## GIVEN DATA
---

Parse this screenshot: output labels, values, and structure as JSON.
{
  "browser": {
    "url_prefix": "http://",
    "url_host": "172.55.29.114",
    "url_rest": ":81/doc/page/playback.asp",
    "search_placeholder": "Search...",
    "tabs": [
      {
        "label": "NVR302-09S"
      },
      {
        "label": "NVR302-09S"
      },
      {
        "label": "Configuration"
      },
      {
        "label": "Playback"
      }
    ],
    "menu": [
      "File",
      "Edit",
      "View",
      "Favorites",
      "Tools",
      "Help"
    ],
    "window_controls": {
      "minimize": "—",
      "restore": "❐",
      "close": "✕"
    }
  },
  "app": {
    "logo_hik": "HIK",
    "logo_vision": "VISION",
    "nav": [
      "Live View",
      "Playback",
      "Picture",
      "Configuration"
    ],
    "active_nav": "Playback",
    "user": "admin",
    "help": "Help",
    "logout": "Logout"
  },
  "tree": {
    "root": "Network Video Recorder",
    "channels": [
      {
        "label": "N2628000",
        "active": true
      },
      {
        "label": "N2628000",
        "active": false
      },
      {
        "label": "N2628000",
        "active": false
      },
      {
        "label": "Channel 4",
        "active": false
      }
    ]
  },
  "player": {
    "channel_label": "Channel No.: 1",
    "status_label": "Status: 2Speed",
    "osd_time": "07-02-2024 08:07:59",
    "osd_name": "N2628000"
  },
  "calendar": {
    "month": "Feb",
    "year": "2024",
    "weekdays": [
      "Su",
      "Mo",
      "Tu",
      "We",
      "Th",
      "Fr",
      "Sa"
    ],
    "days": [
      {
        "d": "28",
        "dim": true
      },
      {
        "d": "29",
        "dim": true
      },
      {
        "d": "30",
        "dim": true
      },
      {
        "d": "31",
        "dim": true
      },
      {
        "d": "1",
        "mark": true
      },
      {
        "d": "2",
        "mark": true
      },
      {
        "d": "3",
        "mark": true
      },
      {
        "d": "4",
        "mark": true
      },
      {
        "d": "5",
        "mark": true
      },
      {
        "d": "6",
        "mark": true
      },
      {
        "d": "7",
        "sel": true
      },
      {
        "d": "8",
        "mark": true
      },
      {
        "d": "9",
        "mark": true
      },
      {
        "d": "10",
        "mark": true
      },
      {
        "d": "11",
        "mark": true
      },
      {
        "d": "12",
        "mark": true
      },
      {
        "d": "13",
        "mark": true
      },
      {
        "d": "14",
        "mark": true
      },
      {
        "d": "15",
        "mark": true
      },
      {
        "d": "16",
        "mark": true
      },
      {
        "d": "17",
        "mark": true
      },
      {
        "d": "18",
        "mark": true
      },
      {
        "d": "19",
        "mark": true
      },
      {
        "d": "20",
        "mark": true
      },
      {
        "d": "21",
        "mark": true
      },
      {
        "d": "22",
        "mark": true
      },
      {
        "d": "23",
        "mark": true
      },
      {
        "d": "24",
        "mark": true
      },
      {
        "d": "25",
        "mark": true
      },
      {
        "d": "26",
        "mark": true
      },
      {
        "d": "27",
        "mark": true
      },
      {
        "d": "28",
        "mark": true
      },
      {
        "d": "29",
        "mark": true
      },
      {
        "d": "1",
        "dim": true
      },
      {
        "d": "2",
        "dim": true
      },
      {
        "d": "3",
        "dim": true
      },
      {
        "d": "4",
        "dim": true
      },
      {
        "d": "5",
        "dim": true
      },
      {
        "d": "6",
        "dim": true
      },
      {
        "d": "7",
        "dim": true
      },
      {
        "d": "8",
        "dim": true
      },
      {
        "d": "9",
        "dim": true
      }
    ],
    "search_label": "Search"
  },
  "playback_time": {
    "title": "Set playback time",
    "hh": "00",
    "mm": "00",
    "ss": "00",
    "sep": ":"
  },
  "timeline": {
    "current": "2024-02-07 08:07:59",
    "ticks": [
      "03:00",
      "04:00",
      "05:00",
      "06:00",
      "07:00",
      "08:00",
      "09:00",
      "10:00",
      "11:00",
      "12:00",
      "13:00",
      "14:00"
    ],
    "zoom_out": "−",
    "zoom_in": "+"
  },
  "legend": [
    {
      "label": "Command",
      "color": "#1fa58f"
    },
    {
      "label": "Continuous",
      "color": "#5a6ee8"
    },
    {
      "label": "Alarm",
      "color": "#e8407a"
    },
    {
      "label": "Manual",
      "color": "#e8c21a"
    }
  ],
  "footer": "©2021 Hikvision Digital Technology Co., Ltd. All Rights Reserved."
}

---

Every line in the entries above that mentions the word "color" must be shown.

      "color": "#1fa58f"
      "color": "#5a6ee8"
      "color": "#e8407a"
      "color": "#e8c21a"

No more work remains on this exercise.